‘Obviously it’s a very mixed picture with some associations unwilling to share good practice - the challenge is about bringing the housing-related support budget into social care budgets so that money can be tailored to the individual.’
The solution: getting involved in personalised budgets means there is access to money across health and social care sectors.
The health sector’s view
Who: Steve Shrubb, director of the Mental Health Network
The problem: housing providers aren’t always willing to get involved with health services.
‘Over the past few years there’s been a bit of a spurt forward in terms of mental health providers realising they need strong links with housing associations, but we’ve still got relatively few partnerships,’ Mr Shrubb says.
‘There are no physical or legal barriers to people working together - it’s about organisations identifying the joint agenda and talking to each other. Where we have connected organisations up they’ve almost always got on like a house on fire, but it is about people being willing to talk to each other.
‘There are a few housing associations that work closely with vulnerable people and have that expertise so make the links automatically, but the generic providers are nowhere near as engaged.’
The solution: work with health providers to offer a more integrated care service.
The police force’s view
Who: Heather Gurden, senior architectural liaison officer at Essex Police
The problem: anti-social behaviour issues take a long time to solve.
‘We work very closely with affordable housing providers to design crime out of developments,’ says Ms Gurden.
‘We work to make sure places are nice neighbourhoods that people are happy to live in, but ultimately it’s about management and you can’t rule out crime anywhere.
‘There are lots of positive partnerships, but sometimes it’s like banging your head against a brick wall - you can only advise people. The difficulty is that often you have many departments in the same [housing] organisation that don’t talk to each other so what is done to improve the design might not get through to the property management teams.
‘It takes years to build up a rapport with housing associations - if the partnership work is done right and people get round the table then where there are issues they can be solved. That saves money for us and for the housing association, and makes places better to live in.’
The solution: working with the police from the outset fosters good relations.
The teacher’s view
Who: Gary Carlile, assistant head teacher at Barrs Hill School, Coventry
The problem: housing associations don’t always have a good image in the community.
‘Our work with Whitefriars Housing through a business in the community programme has shown the school that [the housing organisation] is willing to get involved with inspiring young people. As teachers, we see the effects of bad housing reflected in the students’ work - if they haven’t got somewhere quiet to study it is really telling.
‘Sometimes it is easy to see housing associations as big bad organisations which lay down rules and charge people money, but since the [housing] staff have come into the school the students have got to know them and can put a face to a name.

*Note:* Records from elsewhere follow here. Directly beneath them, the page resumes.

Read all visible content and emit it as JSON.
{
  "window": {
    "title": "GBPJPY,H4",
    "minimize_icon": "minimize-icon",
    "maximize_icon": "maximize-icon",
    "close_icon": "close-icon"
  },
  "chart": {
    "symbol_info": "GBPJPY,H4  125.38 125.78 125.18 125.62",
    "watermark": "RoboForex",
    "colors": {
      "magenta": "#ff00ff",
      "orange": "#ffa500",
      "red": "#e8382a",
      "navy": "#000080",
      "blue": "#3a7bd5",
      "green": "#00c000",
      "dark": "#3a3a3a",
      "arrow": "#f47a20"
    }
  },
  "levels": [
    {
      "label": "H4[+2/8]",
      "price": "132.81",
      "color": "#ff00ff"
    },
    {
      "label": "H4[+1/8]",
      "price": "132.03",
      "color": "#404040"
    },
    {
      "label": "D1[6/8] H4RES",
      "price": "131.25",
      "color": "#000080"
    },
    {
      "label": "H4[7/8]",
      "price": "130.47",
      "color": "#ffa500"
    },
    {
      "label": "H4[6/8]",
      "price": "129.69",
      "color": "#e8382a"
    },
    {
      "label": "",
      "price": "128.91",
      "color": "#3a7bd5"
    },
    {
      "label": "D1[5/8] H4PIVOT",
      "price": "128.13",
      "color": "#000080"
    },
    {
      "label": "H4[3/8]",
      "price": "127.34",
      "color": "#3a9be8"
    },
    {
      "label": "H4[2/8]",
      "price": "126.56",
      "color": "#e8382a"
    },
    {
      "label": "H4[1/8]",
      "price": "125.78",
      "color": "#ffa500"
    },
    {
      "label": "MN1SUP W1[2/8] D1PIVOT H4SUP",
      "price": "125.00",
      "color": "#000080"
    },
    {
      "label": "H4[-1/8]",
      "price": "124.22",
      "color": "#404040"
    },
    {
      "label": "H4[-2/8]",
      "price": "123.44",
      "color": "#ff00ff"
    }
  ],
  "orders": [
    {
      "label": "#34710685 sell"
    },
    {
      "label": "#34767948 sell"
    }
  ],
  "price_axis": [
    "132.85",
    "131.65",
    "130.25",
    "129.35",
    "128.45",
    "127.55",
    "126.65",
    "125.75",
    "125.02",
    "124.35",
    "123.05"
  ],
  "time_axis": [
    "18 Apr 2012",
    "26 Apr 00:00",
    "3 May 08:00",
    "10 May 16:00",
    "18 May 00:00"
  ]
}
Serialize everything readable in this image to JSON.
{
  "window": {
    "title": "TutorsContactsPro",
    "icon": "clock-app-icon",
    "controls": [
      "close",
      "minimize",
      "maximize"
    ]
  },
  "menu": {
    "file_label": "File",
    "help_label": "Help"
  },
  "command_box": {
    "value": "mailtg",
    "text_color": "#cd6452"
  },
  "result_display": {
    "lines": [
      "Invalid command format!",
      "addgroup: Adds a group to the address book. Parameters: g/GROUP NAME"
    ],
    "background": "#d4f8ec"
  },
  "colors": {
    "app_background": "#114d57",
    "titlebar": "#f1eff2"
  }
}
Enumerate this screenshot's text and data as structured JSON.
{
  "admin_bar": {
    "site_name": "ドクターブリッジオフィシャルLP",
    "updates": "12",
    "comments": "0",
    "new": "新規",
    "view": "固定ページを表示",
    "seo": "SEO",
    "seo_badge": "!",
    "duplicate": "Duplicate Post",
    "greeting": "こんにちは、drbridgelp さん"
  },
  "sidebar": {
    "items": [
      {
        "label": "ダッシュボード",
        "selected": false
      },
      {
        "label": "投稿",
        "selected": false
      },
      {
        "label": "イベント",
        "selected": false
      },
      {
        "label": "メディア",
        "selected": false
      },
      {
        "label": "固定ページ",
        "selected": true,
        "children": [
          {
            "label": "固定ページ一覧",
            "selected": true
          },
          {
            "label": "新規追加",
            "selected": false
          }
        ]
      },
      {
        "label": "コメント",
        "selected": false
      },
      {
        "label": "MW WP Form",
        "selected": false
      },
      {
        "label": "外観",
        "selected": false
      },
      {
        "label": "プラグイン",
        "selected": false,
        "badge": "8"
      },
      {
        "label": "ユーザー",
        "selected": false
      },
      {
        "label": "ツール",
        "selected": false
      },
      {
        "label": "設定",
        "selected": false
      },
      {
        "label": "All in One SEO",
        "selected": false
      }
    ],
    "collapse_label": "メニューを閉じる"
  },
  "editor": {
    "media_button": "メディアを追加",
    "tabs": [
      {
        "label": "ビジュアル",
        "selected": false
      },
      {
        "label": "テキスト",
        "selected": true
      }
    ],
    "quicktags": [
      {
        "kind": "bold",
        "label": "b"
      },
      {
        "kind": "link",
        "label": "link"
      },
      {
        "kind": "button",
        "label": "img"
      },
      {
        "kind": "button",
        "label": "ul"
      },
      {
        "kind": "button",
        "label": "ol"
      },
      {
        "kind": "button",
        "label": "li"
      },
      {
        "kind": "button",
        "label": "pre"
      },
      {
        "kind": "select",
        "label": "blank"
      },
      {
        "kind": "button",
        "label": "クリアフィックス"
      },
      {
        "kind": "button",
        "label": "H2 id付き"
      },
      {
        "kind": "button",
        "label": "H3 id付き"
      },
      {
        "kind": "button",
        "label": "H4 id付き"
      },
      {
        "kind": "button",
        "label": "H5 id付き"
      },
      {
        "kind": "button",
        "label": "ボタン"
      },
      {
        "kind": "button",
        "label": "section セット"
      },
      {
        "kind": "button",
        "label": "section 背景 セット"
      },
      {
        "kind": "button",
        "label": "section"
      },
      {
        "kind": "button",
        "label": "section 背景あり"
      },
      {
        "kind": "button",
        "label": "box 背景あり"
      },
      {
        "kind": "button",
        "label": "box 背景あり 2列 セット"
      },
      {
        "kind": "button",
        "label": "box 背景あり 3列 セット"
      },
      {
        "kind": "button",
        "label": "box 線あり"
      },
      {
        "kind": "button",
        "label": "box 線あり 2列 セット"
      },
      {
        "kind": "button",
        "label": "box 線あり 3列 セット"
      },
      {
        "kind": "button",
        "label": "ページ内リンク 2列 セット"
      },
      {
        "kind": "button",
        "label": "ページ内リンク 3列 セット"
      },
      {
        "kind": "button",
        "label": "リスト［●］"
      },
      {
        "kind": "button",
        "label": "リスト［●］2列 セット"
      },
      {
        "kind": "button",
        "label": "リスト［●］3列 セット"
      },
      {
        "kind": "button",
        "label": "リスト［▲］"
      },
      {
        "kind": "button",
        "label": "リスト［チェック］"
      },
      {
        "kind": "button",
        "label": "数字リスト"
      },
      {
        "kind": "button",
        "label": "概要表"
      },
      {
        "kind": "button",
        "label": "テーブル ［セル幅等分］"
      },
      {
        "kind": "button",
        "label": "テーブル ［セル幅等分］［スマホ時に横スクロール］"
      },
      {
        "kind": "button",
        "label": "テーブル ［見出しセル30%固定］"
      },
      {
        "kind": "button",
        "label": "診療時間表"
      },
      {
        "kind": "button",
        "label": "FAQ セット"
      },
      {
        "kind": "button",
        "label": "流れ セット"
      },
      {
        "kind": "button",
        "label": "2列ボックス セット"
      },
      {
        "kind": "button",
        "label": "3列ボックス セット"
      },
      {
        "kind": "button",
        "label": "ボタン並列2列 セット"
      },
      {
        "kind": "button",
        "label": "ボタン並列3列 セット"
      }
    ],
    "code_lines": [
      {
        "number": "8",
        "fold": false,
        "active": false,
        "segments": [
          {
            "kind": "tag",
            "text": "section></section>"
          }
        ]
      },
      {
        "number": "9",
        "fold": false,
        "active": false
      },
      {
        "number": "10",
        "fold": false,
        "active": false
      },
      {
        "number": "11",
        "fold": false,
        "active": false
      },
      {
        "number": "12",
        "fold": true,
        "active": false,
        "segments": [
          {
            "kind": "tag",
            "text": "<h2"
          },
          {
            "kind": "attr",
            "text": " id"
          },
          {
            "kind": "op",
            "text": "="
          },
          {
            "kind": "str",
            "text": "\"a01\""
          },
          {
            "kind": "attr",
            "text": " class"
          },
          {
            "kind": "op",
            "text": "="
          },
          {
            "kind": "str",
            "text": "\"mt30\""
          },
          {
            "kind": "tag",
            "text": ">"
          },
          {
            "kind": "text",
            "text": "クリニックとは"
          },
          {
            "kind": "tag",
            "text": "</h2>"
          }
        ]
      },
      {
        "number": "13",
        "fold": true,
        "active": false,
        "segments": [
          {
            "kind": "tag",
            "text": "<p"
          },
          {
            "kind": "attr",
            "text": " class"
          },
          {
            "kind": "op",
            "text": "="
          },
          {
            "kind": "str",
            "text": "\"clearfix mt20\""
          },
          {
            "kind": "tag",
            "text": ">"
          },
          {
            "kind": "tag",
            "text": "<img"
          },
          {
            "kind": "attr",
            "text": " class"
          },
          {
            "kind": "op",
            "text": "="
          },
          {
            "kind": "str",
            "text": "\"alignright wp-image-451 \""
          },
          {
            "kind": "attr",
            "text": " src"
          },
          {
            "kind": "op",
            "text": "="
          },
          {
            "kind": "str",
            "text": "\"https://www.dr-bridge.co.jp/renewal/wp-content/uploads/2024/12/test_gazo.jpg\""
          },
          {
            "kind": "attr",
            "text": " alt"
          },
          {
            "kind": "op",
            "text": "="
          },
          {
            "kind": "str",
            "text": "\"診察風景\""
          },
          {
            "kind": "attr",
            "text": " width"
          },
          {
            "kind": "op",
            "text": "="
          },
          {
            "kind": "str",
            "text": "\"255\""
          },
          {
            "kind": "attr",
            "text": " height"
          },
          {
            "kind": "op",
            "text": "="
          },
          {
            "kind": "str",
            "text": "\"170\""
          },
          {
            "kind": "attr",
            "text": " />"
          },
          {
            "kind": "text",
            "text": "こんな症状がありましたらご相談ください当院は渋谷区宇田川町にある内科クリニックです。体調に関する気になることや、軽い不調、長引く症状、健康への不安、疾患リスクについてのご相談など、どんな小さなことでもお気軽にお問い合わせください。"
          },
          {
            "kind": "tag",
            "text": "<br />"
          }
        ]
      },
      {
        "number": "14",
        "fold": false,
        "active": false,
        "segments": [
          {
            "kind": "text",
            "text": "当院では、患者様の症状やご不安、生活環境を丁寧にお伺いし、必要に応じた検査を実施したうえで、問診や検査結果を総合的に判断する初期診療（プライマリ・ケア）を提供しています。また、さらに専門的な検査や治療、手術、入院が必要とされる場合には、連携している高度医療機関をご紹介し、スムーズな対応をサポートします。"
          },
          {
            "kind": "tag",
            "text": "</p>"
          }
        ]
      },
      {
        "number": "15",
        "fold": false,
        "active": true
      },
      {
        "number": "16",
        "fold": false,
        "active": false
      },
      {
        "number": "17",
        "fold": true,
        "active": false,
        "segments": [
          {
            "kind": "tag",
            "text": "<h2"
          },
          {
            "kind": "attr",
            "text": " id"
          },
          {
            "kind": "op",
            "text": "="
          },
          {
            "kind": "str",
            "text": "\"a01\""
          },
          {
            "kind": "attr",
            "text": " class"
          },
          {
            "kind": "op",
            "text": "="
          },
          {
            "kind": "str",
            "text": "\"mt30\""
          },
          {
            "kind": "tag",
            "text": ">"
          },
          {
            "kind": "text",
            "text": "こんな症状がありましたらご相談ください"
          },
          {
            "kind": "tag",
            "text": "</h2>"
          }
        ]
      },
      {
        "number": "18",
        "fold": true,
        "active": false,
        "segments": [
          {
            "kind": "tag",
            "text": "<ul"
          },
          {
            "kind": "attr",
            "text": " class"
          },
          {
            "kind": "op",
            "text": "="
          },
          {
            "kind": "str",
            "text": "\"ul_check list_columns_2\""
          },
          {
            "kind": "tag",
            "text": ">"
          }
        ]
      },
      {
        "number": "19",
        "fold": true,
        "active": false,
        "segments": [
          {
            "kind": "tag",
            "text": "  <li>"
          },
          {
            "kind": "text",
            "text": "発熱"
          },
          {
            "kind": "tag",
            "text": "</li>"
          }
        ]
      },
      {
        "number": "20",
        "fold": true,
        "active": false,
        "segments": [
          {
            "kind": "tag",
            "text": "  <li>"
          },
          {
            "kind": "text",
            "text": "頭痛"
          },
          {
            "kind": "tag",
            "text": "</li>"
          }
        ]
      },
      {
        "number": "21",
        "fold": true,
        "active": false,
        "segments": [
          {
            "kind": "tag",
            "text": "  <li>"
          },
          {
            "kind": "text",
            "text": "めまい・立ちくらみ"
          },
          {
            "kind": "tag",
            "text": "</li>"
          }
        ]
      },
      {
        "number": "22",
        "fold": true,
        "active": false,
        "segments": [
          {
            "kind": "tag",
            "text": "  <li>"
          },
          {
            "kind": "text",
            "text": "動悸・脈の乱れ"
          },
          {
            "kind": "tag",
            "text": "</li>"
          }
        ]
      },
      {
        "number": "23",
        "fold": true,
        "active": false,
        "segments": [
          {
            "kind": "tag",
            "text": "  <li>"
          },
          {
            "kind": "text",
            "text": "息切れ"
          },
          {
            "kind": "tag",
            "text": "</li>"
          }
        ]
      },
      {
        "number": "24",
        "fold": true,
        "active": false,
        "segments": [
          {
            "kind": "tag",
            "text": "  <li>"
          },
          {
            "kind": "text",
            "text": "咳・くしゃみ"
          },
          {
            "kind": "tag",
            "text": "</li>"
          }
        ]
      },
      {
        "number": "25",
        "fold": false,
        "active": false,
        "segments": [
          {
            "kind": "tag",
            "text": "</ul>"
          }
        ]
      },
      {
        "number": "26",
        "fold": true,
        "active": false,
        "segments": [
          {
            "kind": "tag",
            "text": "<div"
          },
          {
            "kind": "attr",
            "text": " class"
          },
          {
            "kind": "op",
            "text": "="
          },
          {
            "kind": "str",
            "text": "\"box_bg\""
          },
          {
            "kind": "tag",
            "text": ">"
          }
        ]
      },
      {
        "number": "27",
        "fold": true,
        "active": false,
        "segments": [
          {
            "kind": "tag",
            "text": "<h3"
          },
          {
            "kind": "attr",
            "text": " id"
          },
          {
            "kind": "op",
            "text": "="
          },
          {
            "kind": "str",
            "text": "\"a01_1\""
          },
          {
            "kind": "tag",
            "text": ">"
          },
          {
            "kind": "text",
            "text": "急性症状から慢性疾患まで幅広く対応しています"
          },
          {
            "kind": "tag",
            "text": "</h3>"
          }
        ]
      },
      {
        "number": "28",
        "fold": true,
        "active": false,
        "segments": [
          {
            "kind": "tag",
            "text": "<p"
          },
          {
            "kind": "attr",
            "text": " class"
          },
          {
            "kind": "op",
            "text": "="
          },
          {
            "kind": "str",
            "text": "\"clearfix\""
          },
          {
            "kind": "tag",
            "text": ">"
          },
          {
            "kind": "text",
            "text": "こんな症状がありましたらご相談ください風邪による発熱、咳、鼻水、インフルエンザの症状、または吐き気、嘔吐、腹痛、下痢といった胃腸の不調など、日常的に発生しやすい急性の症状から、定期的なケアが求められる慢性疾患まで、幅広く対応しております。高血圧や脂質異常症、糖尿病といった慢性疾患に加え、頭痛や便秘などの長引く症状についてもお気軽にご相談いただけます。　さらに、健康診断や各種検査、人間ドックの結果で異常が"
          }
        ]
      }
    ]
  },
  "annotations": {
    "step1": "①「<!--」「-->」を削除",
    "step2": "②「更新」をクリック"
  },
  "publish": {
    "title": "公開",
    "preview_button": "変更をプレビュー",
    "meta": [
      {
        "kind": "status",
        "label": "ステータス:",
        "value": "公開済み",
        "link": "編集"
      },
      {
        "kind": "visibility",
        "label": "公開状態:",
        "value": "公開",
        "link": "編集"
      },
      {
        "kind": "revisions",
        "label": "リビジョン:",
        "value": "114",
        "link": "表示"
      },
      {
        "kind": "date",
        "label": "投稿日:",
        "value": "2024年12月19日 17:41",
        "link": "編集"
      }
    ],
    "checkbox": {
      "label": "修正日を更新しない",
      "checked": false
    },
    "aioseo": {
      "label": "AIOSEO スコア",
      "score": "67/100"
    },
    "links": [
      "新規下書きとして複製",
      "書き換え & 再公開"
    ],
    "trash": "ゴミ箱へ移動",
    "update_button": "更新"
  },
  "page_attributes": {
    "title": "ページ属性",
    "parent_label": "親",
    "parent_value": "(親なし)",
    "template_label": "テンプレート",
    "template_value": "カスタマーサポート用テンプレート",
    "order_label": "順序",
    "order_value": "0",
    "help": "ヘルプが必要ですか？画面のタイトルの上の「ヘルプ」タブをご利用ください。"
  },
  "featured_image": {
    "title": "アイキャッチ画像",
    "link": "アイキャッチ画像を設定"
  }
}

‘Working in an inner-city school you see a lot of problems with overcrowding, but generally the housing associations are willing to work to address this, so our students can have better homes.’
The solution: working across other sectors demonstrates there’s more to housing than bricks and mortar.